[[ Input for this task open ]]
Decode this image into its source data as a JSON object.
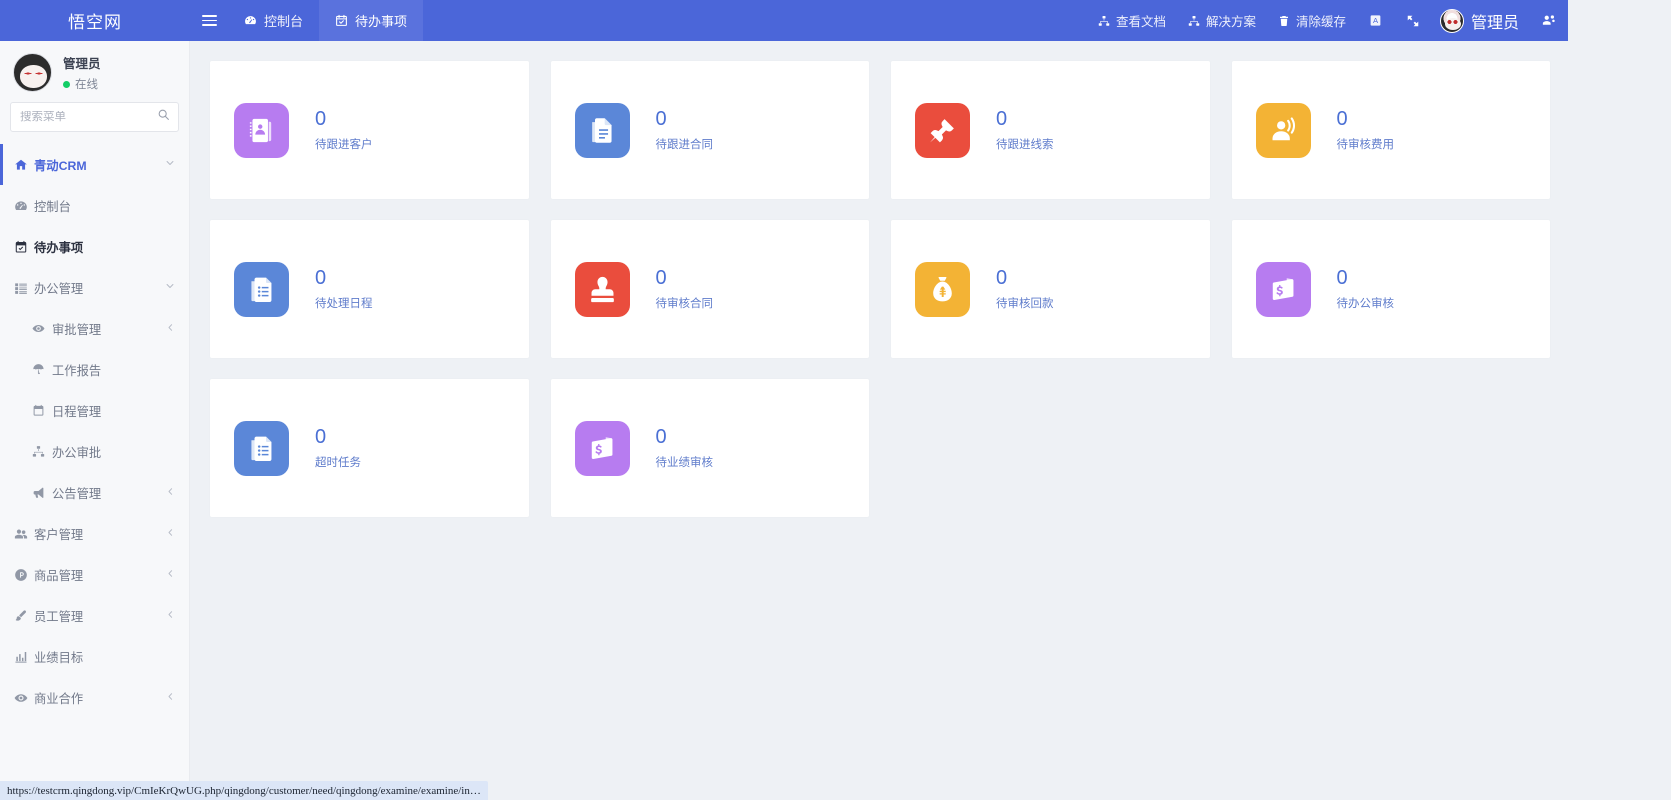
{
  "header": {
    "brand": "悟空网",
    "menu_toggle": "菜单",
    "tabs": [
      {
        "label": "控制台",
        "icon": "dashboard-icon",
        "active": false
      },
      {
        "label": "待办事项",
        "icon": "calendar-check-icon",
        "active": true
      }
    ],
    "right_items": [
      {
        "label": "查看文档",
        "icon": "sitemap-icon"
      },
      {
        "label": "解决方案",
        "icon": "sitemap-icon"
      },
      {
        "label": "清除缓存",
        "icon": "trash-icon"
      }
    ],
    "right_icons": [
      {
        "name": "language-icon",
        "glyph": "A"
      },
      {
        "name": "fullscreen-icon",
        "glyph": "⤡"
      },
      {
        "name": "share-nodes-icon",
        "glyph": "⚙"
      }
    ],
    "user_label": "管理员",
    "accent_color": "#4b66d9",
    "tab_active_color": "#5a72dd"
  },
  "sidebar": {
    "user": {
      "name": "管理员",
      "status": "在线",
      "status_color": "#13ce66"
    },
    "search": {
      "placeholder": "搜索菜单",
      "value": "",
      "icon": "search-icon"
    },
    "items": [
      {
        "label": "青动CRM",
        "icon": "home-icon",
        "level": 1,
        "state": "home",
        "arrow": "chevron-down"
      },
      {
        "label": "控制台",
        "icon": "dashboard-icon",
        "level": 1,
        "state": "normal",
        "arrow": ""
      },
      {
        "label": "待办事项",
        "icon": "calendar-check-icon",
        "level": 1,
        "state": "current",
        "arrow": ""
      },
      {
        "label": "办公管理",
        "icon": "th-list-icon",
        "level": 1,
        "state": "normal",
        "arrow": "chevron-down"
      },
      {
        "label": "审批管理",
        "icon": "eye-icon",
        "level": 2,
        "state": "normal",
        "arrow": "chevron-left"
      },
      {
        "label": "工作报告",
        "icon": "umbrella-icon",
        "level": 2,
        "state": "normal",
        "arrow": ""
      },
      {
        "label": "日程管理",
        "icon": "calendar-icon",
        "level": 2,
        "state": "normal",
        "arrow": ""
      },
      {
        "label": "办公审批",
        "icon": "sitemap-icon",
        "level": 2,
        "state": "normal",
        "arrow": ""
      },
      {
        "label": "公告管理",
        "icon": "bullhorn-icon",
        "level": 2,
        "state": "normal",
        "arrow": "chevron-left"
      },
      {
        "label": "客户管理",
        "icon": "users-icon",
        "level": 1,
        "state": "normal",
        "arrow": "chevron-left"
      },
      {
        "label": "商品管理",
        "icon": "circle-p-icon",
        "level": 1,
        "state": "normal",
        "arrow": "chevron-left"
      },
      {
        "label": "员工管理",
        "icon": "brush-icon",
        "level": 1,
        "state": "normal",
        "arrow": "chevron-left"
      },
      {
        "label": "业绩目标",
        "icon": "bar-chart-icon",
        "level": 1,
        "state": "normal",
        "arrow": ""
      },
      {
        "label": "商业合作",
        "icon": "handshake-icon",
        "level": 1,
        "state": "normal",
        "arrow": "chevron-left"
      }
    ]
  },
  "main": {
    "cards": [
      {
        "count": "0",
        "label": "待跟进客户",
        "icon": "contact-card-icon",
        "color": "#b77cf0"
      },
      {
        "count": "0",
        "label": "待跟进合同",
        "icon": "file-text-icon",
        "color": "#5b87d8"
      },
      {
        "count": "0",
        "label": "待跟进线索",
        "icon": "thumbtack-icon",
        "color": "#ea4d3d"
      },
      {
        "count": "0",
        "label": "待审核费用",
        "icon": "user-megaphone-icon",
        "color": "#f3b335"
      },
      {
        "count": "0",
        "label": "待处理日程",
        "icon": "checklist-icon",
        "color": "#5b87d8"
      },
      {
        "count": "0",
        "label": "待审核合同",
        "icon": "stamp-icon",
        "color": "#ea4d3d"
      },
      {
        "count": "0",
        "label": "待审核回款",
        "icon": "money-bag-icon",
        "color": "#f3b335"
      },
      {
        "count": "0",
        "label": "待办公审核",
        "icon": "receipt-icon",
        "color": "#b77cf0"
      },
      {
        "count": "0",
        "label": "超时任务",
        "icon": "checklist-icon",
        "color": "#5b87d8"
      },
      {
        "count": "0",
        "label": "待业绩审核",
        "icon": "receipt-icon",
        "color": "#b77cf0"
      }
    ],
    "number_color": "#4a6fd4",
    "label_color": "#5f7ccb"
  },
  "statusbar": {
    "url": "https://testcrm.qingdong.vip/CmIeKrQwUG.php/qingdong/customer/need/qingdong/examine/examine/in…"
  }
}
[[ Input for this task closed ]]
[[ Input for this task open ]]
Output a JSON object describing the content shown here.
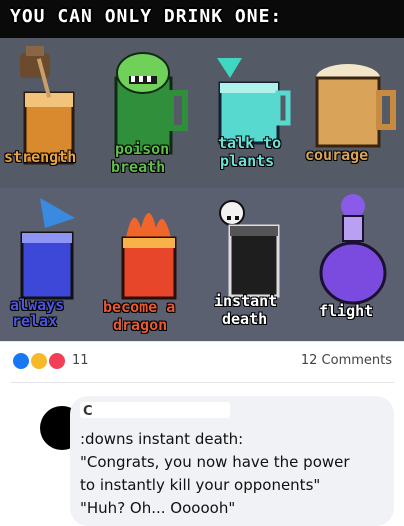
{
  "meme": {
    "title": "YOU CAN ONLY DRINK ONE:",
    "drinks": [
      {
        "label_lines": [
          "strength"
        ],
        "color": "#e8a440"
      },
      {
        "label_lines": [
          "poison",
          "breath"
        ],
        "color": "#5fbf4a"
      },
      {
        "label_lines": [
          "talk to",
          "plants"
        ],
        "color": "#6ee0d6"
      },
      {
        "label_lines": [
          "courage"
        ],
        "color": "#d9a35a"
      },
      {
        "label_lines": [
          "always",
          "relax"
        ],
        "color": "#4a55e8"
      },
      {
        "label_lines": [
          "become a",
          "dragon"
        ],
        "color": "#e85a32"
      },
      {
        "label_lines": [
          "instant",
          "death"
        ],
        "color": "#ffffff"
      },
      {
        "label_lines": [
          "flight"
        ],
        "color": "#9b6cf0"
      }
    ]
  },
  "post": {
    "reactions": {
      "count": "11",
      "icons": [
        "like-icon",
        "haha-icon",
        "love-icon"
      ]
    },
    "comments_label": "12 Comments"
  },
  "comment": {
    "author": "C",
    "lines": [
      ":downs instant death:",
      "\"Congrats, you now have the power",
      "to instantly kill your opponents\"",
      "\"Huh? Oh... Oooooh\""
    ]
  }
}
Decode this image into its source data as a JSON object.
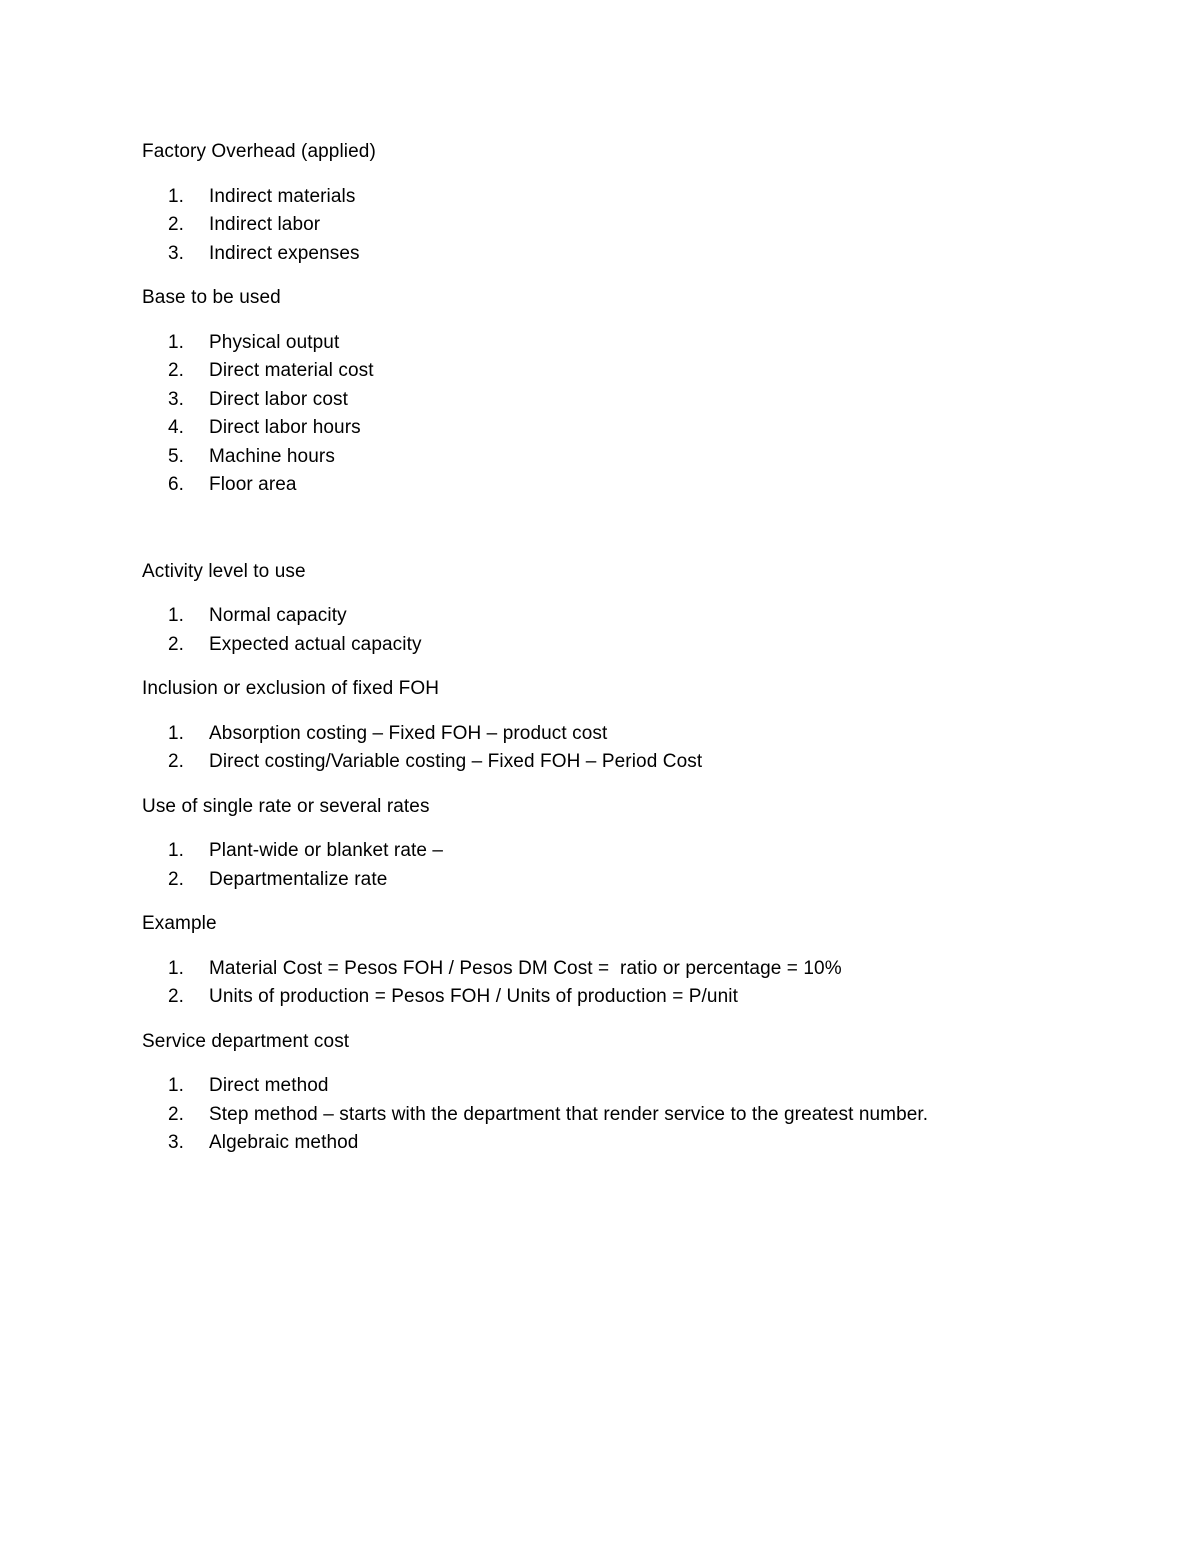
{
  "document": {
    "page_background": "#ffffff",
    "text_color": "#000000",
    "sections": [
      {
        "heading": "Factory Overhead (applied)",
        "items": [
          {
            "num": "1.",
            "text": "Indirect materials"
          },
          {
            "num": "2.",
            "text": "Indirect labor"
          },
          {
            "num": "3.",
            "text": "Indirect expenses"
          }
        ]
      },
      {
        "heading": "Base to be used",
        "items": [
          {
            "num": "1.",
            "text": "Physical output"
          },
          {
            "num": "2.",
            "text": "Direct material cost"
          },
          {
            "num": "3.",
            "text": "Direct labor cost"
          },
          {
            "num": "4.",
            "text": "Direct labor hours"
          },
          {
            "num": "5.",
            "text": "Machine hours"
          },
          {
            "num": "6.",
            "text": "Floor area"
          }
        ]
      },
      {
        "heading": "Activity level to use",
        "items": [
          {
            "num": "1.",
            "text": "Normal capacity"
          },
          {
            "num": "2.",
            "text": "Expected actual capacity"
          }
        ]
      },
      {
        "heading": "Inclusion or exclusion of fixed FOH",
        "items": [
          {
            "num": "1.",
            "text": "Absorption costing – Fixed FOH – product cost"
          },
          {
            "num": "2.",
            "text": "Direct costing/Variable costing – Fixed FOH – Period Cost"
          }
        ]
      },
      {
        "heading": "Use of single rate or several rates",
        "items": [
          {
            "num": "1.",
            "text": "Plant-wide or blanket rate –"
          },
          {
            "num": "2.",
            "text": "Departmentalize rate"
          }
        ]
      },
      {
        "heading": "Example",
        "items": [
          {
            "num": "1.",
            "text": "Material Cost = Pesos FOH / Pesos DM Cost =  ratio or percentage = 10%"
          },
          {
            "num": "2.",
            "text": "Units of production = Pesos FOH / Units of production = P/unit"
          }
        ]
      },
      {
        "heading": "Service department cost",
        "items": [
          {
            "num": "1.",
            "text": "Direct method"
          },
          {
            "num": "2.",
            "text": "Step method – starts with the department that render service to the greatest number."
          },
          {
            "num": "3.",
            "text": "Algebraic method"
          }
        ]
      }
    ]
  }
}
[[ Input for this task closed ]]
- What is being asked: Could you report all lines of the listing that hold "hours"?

- Exercise output:
            "text": "Direct labor hours"
            "text": "Machine hours"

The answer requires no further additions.